The records beneath should be printed exactly, and the pictures are to be left out.
[[ Provided records, beginning ]]
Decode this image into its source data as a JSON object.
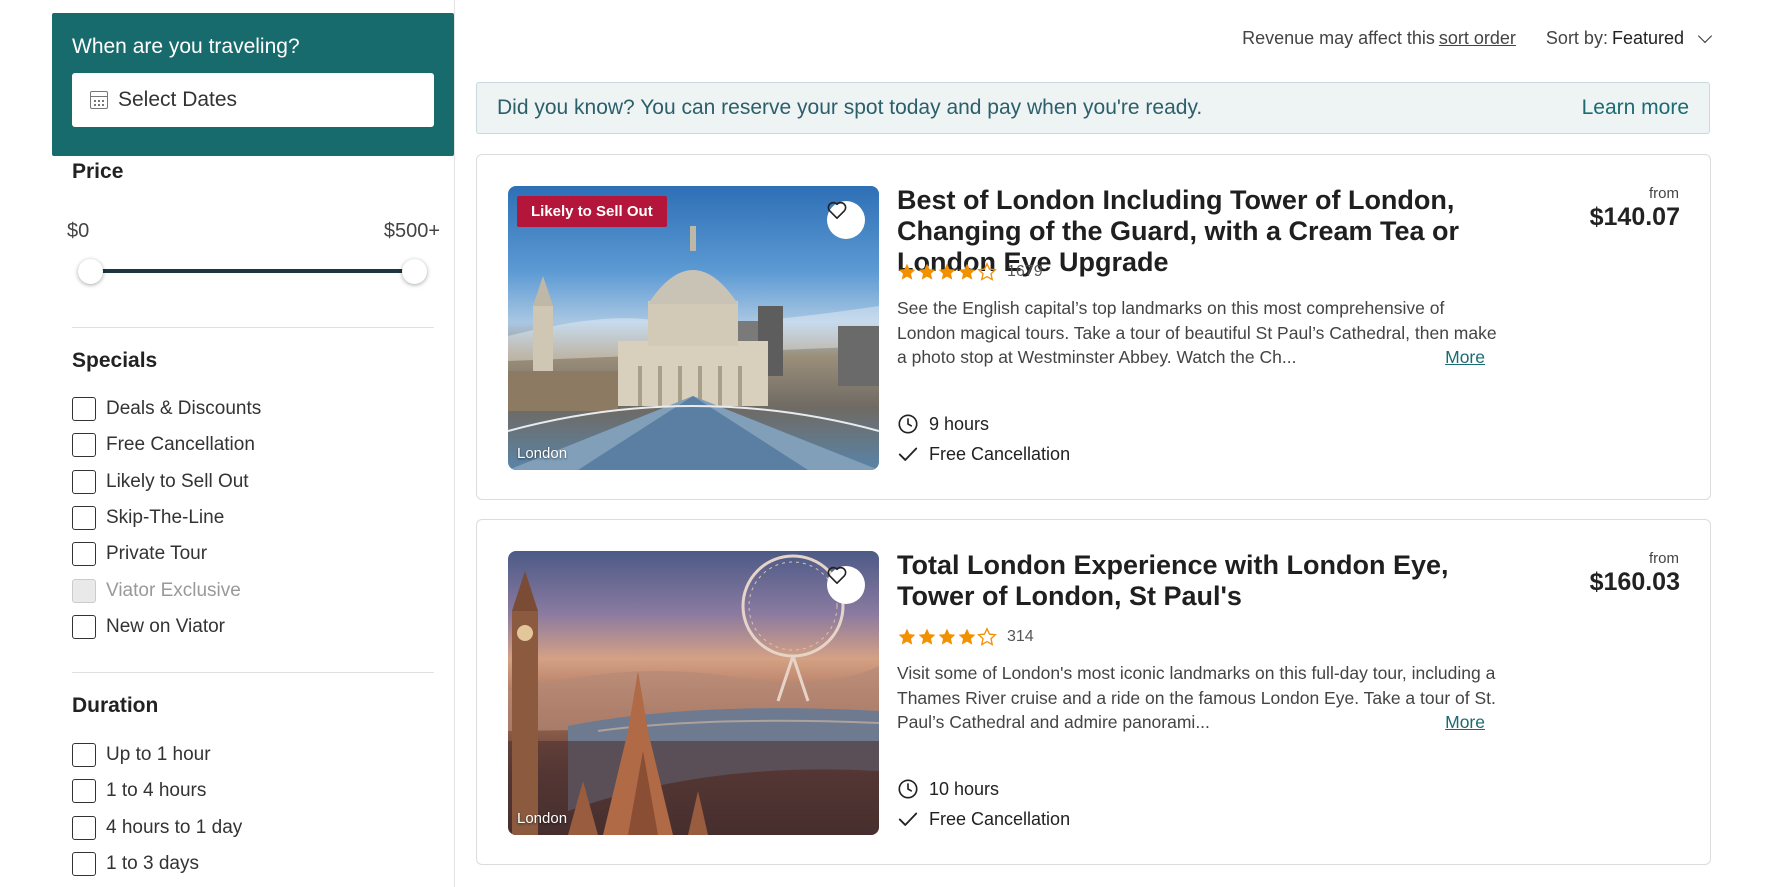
{
  "sidebar": {
    "dates": {
      "title": "When are you traveling?",
      "button_label": "Select Dates"
    },
    "price": {
      "title": "Price",
      "min_label": "$0",
      "max_label": "$500+"
    },
    "specials": {
      "title": "Specials",
      "items": [
        "Deals & Discounts",
        "Free Cancellation",
        "Likely to Sell Out",
        "Skip-The-Line",
        "Private Tour",
        "Viator Exclusive",
        "New on Viator"
      ]
    },
    "duration": {
      "title": "Duration",
      "items": [
        "Up to 1 hour",
        "1 to 4 hours",
        "4 hours to 1 day",
        "1 to 3 days"
      ]
    }
  },
  "topbar": {
    "revenue_text": "Revenue may affect this",
    "sort_order_link": "sort order",
    "sort_label": "Sort by:",
    "sort_value": "Featured"
  },
  "banner": {
    "message": "Did you know?  You can reserve your spot today and pay when you're ready.",
    "link": "Learn more"
  },
  "results": [
    {
      "badge": "Likely to Sell Out",
      "location": "London",
      "title": "Best of London Including Tower of London, Changing of the Guard, with a Cream Tea or London Eye Upgrade",
      "rating": 4,
      "review_count": "1679",
      "description": "See the English capital’s top landmarks on this most comprehensive of London magical tours. Take a tour of beautiful St Paul’s Cathedral, then make a photo stop at Westminster Abbey. Watch the Ch...",
      "more": "More",
      "duration": "9 hours",
      "cancellation": "Free Cancellation",
      "from_label": "from",
      "price": "$140.07"
    },
    {
      "location": "London",
      "title": "Total London Experience with London Eye, Tower of London, St Paul's",
      "rating": 4,
      "review_count": "314",
      "description": "Visit some of London's most iconic landmarks on this full-day tour, including a Thames River cruise and a ride on the famous London Eye. Take a tour of St. Paul’s Cathedral and admire panorami...",
      "more": "More",
      "duration": "10 hours",
      "cancellation": "Free Cancellation",
      "from_label": "from",
      "price": "$160.03"
    }
  ],
  "colors": {
    "brand_teal": "#186b6d",
    "badge_red": "#b4163b",
    "star_orange": "#f29100",
    "link_teal": "#1a6b72"
  },
  "icons": [
    "calendar-icon",
    "chevron-down-icon",
    "heart-icon",
    "star-icon",
    "clock-icon",
    "check-icon"
  ]
}
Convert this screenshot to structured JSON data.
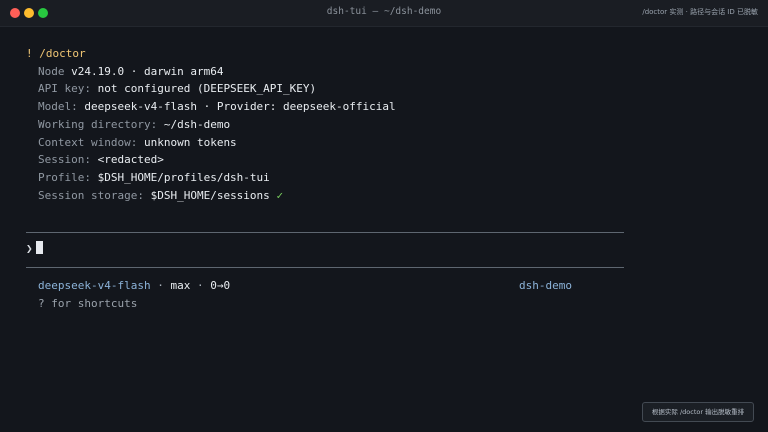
{
  "window": {
    "title": "dsh-tui — ~/dsh-demo",
    "corner_note": "/doctor 实测 · 路径与会话 ID 已脱敏"
  },
  "doctor": {
    "command": "! /doctor",
    "node": {
      "label": "Node",
      "value": "v24.19.0 · darwin arm64"
    },
    "api_key": {
      "label": "API key:",
      "value": "not configured (DEEPSEEK_API_KEY)"
    },
    "model": {
      "label": "Model:",
      "value": "deepseek-v4-flash · Provider: deepseek-official"
    },
    "working_directory": {
      "label": "Working directory:",
      "value": "~/dsh-demo"
    },
    "context_window": {
      "label": "Context window:",
      "value": "unknown tokens"
    },
    "session": {
      "label": "Session:",
      "value": "<redacted>"
    },
    "profile": {
      "label": "Profile:",
      "value": "$DSH_HOME/profiles/dsh-tui"
    },
    "session_storage": {
      "label": "Session storage:",
      "value": "$DSH_HOME/sessions",
      "check": "✓"
    }
  },
  "prompt": {
    "symbol": "❯"
  },
  "status": {
    "model": "deepseek-v4-flash",
    "separator1": " · ",
    "mode": "max",
    "separator2": " · ",
    "tokens": "0→0",
    "project": "dsh-demo",
    "hint": "? for shortcuts"
  },
  "footer": {
    "badge": "根据实际 /doctor 输出脱敏重排"
  },
  "colors": {
    "background": "#13161c",
    "command": "#f0c674",
    "model": "#8cb3d9",
    "check": "#7ad05f"
  }
}
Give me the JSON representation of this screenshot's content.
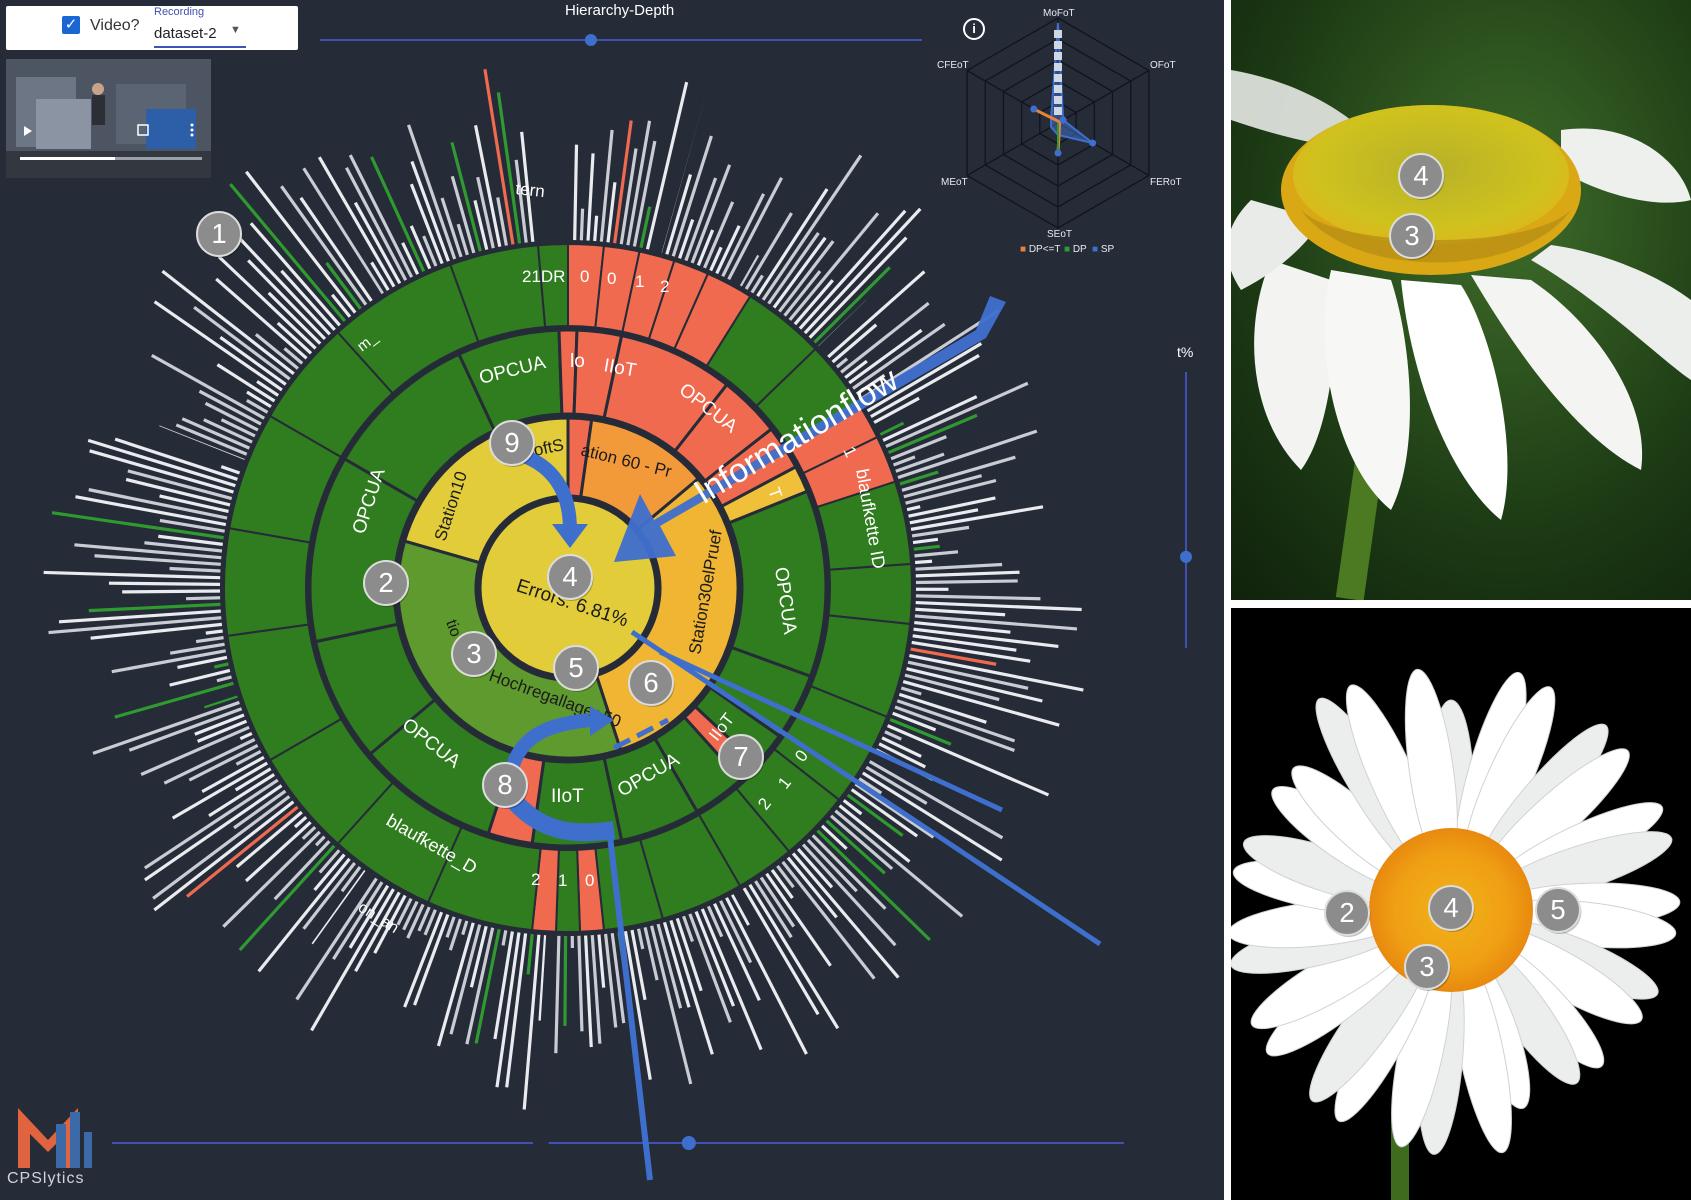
{
  "controls": {
    "video_label": "Video?",
    "recording_label": "Recording",
    "dataset_value": "dataset-2",
    "hierarchy_label": "Hierarchy-Depth",
    "threshold_label": "t%",
    "hierarchy_value": 0.45,
    "threshold_value": 0.67,
    "bottom_slider_value": 0.57
  },
  "sunburst": {
    "center_label": "Errors: 6.81%",
    "ring1": [
      "Station10",
      "oftS",
      "ation 60 - Pr",
      "Station30elPruef",
      "tio",
      "Hochregallager 50"
    ],
    "ring2": [
      "OPCUA",
      "OPCUA",
      "lo",
      "IIoT",
      "OPCUA",
      "T",
      "1",
      "blaufkette ID",
      "OPCUA",
      "IIoT",
      "0",
      "1",
      "2",
      "OPCUA",
      "IIoT",
      "OPCUA",
      "blaufkette_D",
      "2",
      "1",
      "0"
    ],
    "ring3": [
      "tern",
      "21DR",
      "0",
      "0",
      "1",
      "2",
      "m_",
      "on_an"
    ],
    "flow_label": "Informationflow"
  },
  "markers": [
    "1",
    "2",
    "3",
    "4",
    "5",
    "6",
    "7",
    "8",
    "9"
  ],
  "radar": {
    "axes": [
      "MoFoT",
      "OFoT",
      "FERoT",
      "SEoT",
      "MEoT",
      "CFEoT"
    ],
    "legend": [
      "DP<=T",
      "DP",
      "SP"
    ]
  },
  "logo_text": "CPSlytics",
  "flowers": {
    "top_markers": [
      "4",
      "3"
    ],
    "bottom_markers": [
      "2",
      "4",
      "5",
      "3"
    ]
  },
  "colors": {
    "background": "#262b38",
    "green": "#2f7d1f",
    "red": "#f06a50",
    "yellow": "#e2cc3a",
    "blue": "#3f6fcc"
  }
}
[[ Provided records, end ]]
◆ **Answer for the task**:
Decode this image into its source data as a JSON object.
{
  "sidebar": {
    "dates": {
      "title": "When are you traveling?",
      "button_label": "Select Dates"
    },
    "price": {
      "title": "Price",
      "min_label": "$0",
      "max_label": "$500+"
    },
    "specials": {
      "title": "Specials",
      "items": [
        "Deals & Discounts",
        "Free Cancellation",
        "Likely to Sell Out",
        "Skip-The-Line",
        "Private Tour",
        "Viator Exclusive",
        "New on Viator"
      ]
    },
    "duration": {
      "title": "Duration",
      "items": [
        "Up to 1 hour",
        "1 to 4 hours",
        "4 hours to 1 day",
        "1 to 3 days"
      ]
    }
  },
  "topbar": {
    "revenue_text": "Revenue may affect this",
    "sort_order_link": "sort order",
    "sort_label": "Sort by:",
    "sort_value": "Featured"
  },
  "banner": {
    "message": "Did you know?  You can reserve your spot today and pay when you're ready.",
    "link": "Learn more"
  },
  "results": [
    {
      "badge": "Likely to Sell Out",
      "location": "London",
      "title": "Best of London Including Tower of London, Changing of the Guard, with a Cream Tea or London Eye Upgrade",
      "rating": 4,
      "review_count": "1679",
      "description": "See the English capital’s top landmarks on this most comprehensive of London magical tours. Take a tour of beautiful St Paul’s Cathedral, then make a photo stop at Westminster Abbey. Watch the Ch...",
      "more": "More",
      "duration": "9 hours",
      "cancellation": "Free Cancellation",
      "from_label": "from",
      "price": "$140.07"
    },
    {
      "location": "London",
      "title": "Total London Experience with London Eye, Tower of London, St Paul's",
      "rating": 4,
      "review_count": "314",
      "description": "Visit some of London's most iconic landmarks on this full-day tour, including a Thames River cruise and a ride on the famous London Eye. Take a tour of St. Paul’s Cathedral and admire panorami...",
      "more": "More",
      "duration": "10 hours",
      "cancellation": "Free Cancellation",
      "from_label": "from",
      "price": "$160.03"
    }
  ],
  "colors": {
    "brand_teal": "#186b6d",
    "badge_red": "#b4163b",
    "star_orange": "#f29100",
    "link_teal": "#1a6b72"
  },
  "icons": [
    "calendar-icon",
    "chevron-down-icon",
    "heart-icon",
    "star-icon",
    "clock-icon",
    "check-icon"
  ]
}
Convert this screenshot to structured JSON data.
{
  "window": {
    "title": "dsh-tui — ~/dsh-demo",
    "corner_note": "/doctor 实测 · 路径与会话 ID 已脱敏"
  },
  "doctor": {
    "command": "! /doctor",
    "node": {
      "label": "Node",
      "value": "v24.19.0 · darwin arm64"
    },
    "api_key": {
      "label": "API key:",
      "value": "not configured (DEEPSEEK_API_KEY)"
    },
    "model": {
      "label": "Model:",
      "value": "deepseek-v4-flash · Provider: deepseek-official"
    },
    "working_directory": {
      "label": "Working directory:",
      "value": "~/dsh-demo"
    },
    "context_window": {
      "label": "Context window:",
      "value": "unknown tokens"
    },
    "session": {
      "label": "Session:",
      "value": "<redacted>"
    },
    "profile": {
      "label": "Profile:",
      "value": "$DSH_HOME/profiles/dsh-tui"
    },
    "session_storage": {
      "label": "Session storage:",
      "value": "$DSH_HOME/sessions",
      "check": "✓"
    }
  },
  "prompt": {
    "symbol": "❯"
  },
  "status": {
    "model": "deepseek-v4-flash",
    "separator1": " · ",
    "mode": "max",
    "separator2": " · ",
    "tokens": "0→0",
    "project": "dsh-demo",
    "hint": "? for shortcuts"
  },
  "footer": {
    "badge": "根据实际 /doctor 输出脱敏重排"
  },
  "colors": {
    "background": "#13161c",
    "command": "#f0c674",
    "model": "#8cb3d9",
    "check": "#7ad05f"
  }
}
Give me the JSON representation of this screenshot's content.
{
  "controls": {
    "video_label": "Video?",
    "recording_label": "Recording",
    "dataset_value": "dataset-2",
    "hierarchy_label": "Hierarchy-Depth",
    "threshold_label": "t%",
    "hierarchy_value": 0.45,
    "threshold_value": 0.67,
    "bottom_slider_value": 0.57
  },
  "sunburst": {
    "center_label": "Errors: 6.81%",
    "ring1": [
      "Station10",
      "oftS",
      "ation 60 - Pr",
      "Station30elPruef",
      "tio",
      "Hochregallager 50"
    ],
    "ring2": [
      "OPCUA",
      "OPCUA",
      "lo",
      "IIoT",
      "OPCUA",
      "T",
      "1",
      "blaufkette ID",
      "OPCUA",
      "IIoT",
      "0",
      "1",
      "2",
      "OPCUA",
      "IIoT",
      "OPCUA",
      "blaufkette_D",
      "2",
      "1",
      "0"
    ],
    "ring3": [
      "tern",
      "21DR",
      "0",
      "0",
      "1",
      "2",
      "m_",
      "on_an"
    ],
    "flow_label": "Informationflow"
  },
  "markers": [
    "1",
    "2",
    "3",
    "4",
    "5",
    "6",
    "7",
    "8",
    "9"
  ],
  "radar": {
    "axes": [
      "MoFoT",
      "OFoT",
      "FERoT",
      "SEoT",
      "MEoT",
      "CFEoT"
    ],
    "legend": [
      "DP<=T",
      "DP",
      "SP"
    ]
  },
  "logo_text": "CPSlytics",
  "flowers": {
    "top_markers": [
      "4",
      "3"
    ],
    "bottom_markers": [
      "2",
      "4",
      "5",
      "3"
    ]
  },
  "colors": {
    "background": "#262b38",
    "green": "#2f7d1f",
    "red": "#f06a50",
    "yellow": "#e2cc3a",
    "blue": "#3f6fcc"
  }
}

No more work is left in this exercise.